This is Barcelona, two-time winners in the past decade, in possession of the best player on Earth, Lionel Messi. How have we got to the point where they are expected to be steamrolled?
But the more you question it, check it and re-rationalise it, the more it makes sense. Contrasting this older, slower Barca side against the machine that is Bayern can only lead you to one conclusion—unless, of course, Messi goes full Messi and decides the game on his own.
If he produces the sort of performance he did against Napoli on Saturday, when he put the game out of reach for the Partenopei, Barca may ride his coattails to victory.
But Barca's willingness to surrender possession against the Italians was a little alarming—they gave them a chance to get back into it—and the lack of off-the-ball pressure high up allowed their opponents to build attacks.
Without a constant, 11-man effort off the ball against Bayern Munich, they will be picked apart. And if they look solely to Messi, he may find it harder to have his way with the ball when matched up against defenders like Alphonso Davies and David Alaba, who boast an incredible range of defensive acumen and raw speed.
That battle is what will decide this game. If Alaba and Davies (with the help of the midfield) can keep Messi to even 50 per cent capacity, Bayern will best Barca in every other area and win the game. Robert Lewandowski is on fire, Thomas Muller is back to his best and the speed Die Roten offer on the flanks will be too much for a Barca side who cannot go up and down the pitch for 90 minutes.
Prediction: Barcelona 1-3 Bayern Munich
Manchester City vs. Lyon
Lyon provided the shock of the round of 16 by beating Juventus on away goals. They survived what was expected to be an onslaught and another highlight performance from Cristiano Ronaldo with, whisper it, relative ease.
Yes, they conceded two goals, but one was a joke of a penalty call and the other a long-range howitzer from Ronaldo.

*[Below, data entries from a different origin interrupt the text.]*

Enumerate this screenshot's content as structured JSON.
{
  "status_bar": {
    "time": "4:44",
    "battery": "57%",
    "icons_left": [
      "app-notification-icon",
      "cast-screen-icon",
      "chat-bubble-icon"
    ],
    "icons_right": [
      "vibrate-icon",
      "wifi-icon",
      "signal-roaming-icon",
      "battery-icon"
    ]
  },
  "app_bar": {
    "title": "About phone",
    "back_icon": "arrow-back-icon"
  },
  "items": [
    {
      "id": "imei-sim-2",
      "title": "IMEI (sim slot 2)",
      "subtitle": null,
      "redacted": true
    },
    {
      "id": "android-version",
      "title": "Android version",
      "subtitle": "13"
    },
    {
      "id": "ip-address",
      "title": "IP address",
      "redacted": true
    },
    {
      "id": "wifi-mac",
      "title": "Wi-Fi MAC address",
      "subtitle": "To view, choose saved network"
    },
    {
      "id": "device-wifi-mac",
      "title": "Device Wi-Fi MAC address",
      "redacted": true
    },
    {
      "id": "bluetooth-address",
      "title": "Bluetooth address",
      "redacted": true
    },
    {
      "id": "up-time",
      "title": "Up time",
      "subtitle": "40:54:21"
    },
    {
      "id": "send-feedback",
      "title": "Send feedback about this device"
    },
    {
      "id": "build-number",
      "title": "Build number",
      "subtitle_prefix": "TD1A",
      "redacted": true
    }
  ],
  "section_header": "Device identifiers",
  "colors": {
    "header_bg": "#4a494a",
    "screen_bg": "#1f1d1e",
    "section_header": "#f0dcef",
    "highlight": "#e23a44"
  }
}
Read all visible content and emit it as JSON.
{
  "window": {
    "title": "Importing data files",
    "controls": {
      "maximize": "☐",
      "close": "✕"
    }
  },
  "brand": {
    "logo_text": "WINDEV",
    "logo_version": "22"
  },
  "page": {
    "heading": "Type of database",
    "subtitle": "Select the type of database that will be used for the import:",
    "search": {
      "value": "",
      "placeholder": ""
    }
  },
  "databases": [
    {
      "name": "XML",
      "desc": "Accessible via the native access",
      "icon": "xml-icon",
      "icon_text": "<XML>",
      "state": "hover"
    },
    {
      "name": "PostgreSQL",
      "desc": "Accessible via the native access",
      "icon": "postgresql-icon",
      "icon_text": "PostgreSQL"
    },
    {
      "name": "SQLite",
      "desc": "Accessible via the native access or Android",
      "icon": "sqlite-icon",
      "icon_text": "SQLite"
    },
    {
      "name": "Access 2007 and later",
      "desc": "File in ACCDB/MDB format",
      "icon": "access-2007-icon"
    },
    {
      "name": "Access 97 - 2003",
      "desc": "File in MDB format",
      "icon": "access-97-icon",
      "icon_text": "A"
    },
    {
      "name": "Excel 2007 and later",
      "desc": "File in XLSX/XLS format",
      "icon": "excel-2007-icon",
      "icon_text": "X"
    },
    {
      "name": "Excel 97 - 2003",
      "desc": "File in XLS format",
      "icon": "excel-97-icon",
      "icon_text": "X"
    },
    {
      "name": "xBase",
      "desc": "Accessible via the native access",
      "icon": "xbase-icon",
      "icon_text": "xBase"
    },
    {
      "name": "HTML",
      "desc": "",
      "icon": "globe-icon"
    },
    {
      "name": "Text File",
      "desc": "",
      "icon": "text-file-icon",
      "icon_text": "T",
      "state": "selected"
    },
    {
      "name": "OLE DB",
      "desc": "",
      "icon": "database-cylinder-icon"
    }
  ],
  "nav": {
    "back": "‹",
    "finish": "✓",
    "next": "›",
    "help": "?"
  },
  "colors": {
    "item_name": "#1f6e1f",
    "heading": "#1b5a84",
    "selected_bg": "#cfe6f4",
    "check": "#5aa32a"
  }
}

Very little in the way of coordinated passing moves troubled them, as their 3-5-2 defensive shape mopped up crosses and closed the space outside the penalty box extremely well.
Houssem Aouar, Bruno Guimaraes and Maxence Caqueret (average age 21.3) put in big shifts in the middle, preventing Adrien Rabiot and Rodrigo Bentancur controlling, dribbling or doing anything of creative note.
They cleared their lines to Memphis Depay and Karl Toko Ekambi, two direct runners with speed and strength, giving them a sharp edge on the counter-attack, which Moussa Dembele added to off the bench.
This is exactly what Man City will face on Saturday. There will be no surprises and no shape changes. Lyon have settled into this style and will try to pull off Operation Turin three more times and lift the trophy.
Pep Guardiola's men will have to work extremely hard to find the gaps and spaces needed to score against them, and it's not as if he's going to commit seven to doing so. He himself has tightened up his approach on the European stage, using Rodrigo and Ilkay Gundogan in midfield, appreciating the added security it offers ahead of Fernandinho and Aymeric Laporte in defence.
If there are spaces to find, they will be down the flanks, behind the wing-backs. If City can retain the width in their play (something Guardiola always preaches) and slip in behind Maxwell Cornet and Leo Dubois, there's joy to be had. Federico Bernardeschi almost scored a sensational solo goal doing exactly that on Friday.
Lyon will clear long in the face of City's pressing, eager to avoid a Raphael Varane scenario, and that will skip the midfield and match Laporte and Fernandinho directly against the quick forwards. Who wins that battle is part of how this game will be decided; the other is how effectively Raheem Sterling and Co. can find spaces in Lyon's structure to pull them apart.
Prediction: Man City 2-1 Lyon
All statistics via WhoScored.com